Given two independent events $A$ and $B$, with given conditions:
$0 \lt P(A) , P(B) <1$.
Which one of the following options is/are false?

1. $A$ and $B’$ are independent.
2. $A’$ and $B’$ are independent.
3. $P(A|B) = P(A|B’)$
4. For any event c, with $0 \lt P(c) \lt 1$, $P(AB|c)= P(A|c)\cdot P(B|c)$

Here is what I tried:

1. A and B are independent iff: $P(A \cap B)$ $=$ $P(A)\cdot P(B)$
Now, we have : $P(A) = P(A \cap B) + P(A \cap B')$
So,
$P(A \cap B')$ $=$ $P(A) - P(A \cap B)$
$=$ $P(A) - P(A)\cdot P(B)$
$=$ $[1-P(B)]\cdot P(A)$
$=$ $P(A)\cdot P(B')$
Thus, 1 is true.

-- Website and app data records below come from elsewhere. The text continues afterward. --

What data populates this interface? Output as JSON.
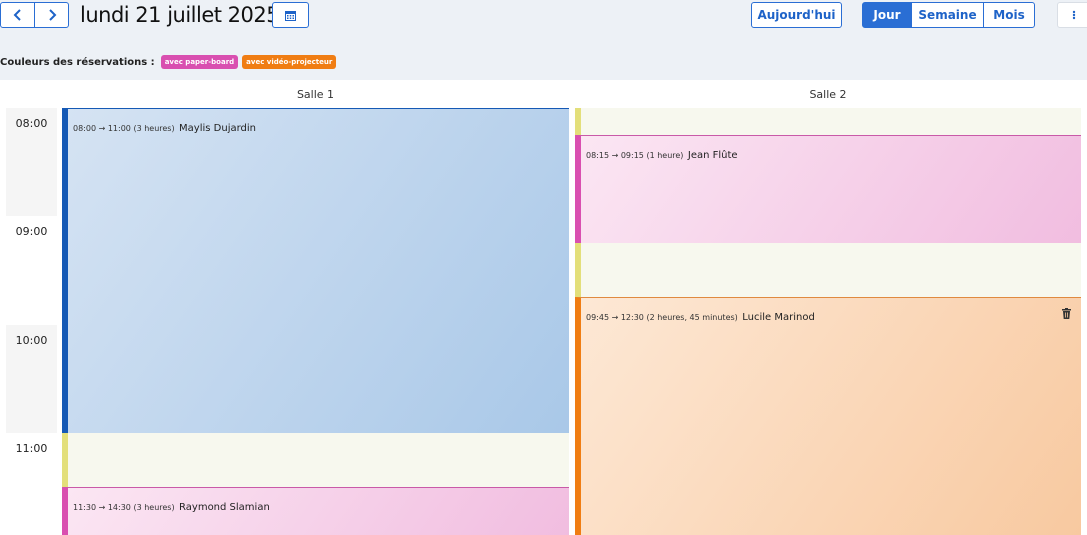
{
  "toolbar": {
    "prev_icon": "chevron-left-icon",
    "next_icon": "chevron-right-icon",
    "date_title": "lundi 21 juillet 2025",
    "calendar_icon": "calendar-icon",
    "today_label": "Aujourd'hui",
    "views": [
      {
        "label": "Jour",
        "active": true
      },
      {
        "label": "Semaine",
        "active": false
      },
      {
        "label": "Mois",
        "active": false
      }
    ],
    "more_icon": "more-vertical-icon"
  },
  "legend": {
    "label": "Couleurs des réservations :",
    "tags": [
      {
        "label": "avec paper-board",
        "color": "#d94fb0"
      },
      {
        "label": "avec vidéo-projecteur",
        "color": "#f07d13"
      }
    ]
  },
  "rooms": [
    "Salle 1",
    "Salle 2"
  ],
  "hours": [
    "08:00",
    "09:00",
    "10:00",
    "11:00"
  ],
  "events": {
    "e1": {
      "time": "08:00 → 11:00 (3 heures)",
      "name": "Maylis Dujardin"
    },
    "e2": {
      "time": "11:30 → 14:30 (3 heures)",
      "name": "Raymond Slamian"
    },
    "e3": {
      "time": "08:15 → 09:15 (1 heure)",
      "name": "Jean Flûte"
    },
    "e4": {
      "time": "09:45 → 12:30 (2 heures, 45 minutes)",
      "name": "Lucile Marinod",
      "icon": "trash-icon"
    }
  },
  "colors": {
    "accent": "#2a6ed4",
    "booking_default": "#1559b5",
    "paper_board": "#d94fb0",
    "video_projector": "#f07d13",
    "free_slot": "#e3df7a"
  }
}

2. We know that, $P(A’ \cap B’) =P(A \cup B )’$
$=1 - P(A \cup B)$
$=1 - P(A) - P(B) + P( A \cap B)$
$=1 - P(A) - P(B) + P(A)\cdot P(B)$
$= [1-P(A)] \cdot [1-P(B)]$
$=P(A’)P(B’)$
Thus, 2 is also true.

3. By conditional probability, $P(A | B)$ $=$ $\frac{P(A \cap B)} {P(B)}$
$=$ $\frac{P(A)\cdot P(B)}{P(B)}$
$=$ $P(A)$
And
$P(A | B')$ $=$ $\frac{P(A \cap B')}{P(B')}$
$=$ $\frac{P(A)\cdot P(B')}{P(B')}$
$=$ $P(A)$

The problem is with 4. I tried to disprove it, by finding a counter-example, and I couldn't.

No : Assume that $C = A\cup B$, then $P(C)\geqslant P(A)>0$ and $$P(AB \mid C)=\frac{P((A \cap B) \cap C)}{P(C)}=\frac{P(A \cap B)}{P(C)} = \frac{P(A)P(B)}{P(C)}$$ while $$P(A\mid C)P(B\mid C) = \frac{P(A \cap C)}{P(C)}\frac{P(B \cap C)}{P(C)} = \frac{P(A)P(B)}{P(C)^2}$$ hence the equality in option 4. holds if and only if $P(C)=1$. Now, $A$ and $B$ are independent hence $$P(C)=P(A)+P(B)-P(A\cap B)=P(A)+P(B)-P(A)P(B)$$ Thus, $P(C)=1$ would mean that $$0=1-(P(A)+P(B)-P(A)P(B))=(1-P(A))(1-P(B))$$ which does not hold since $P(A)\ne1$ and $P(B)\ne1$. Thus, for $C=A\cup B$, $0<P(C)<1$ as required for a counterexample to option 4.
• This answer gives an example of a probability space $\Omega$ and events $(A,B,C)$ such that $A$ and $B$ are independent, $0<P(A)<1$, $0<P(B)<1$ and $P(A\cap B\mid C)\neq P(A\mid C)P(B\mid C)$. A more ambitious (and more interesting) result is that, for every probability space $\Omega$ and every independent events $A$ and $B$ such that $0<P(A)<1$ and $0<P(B)<1$, there exists some event $C$ such that $P(A\cap B\mid C)\neq P(A\mid C)P(B\mid C)$. Actually, it seems that this is what a full answer to the question as it is formulated, requires. – Did Mar 26 '17 at 10:47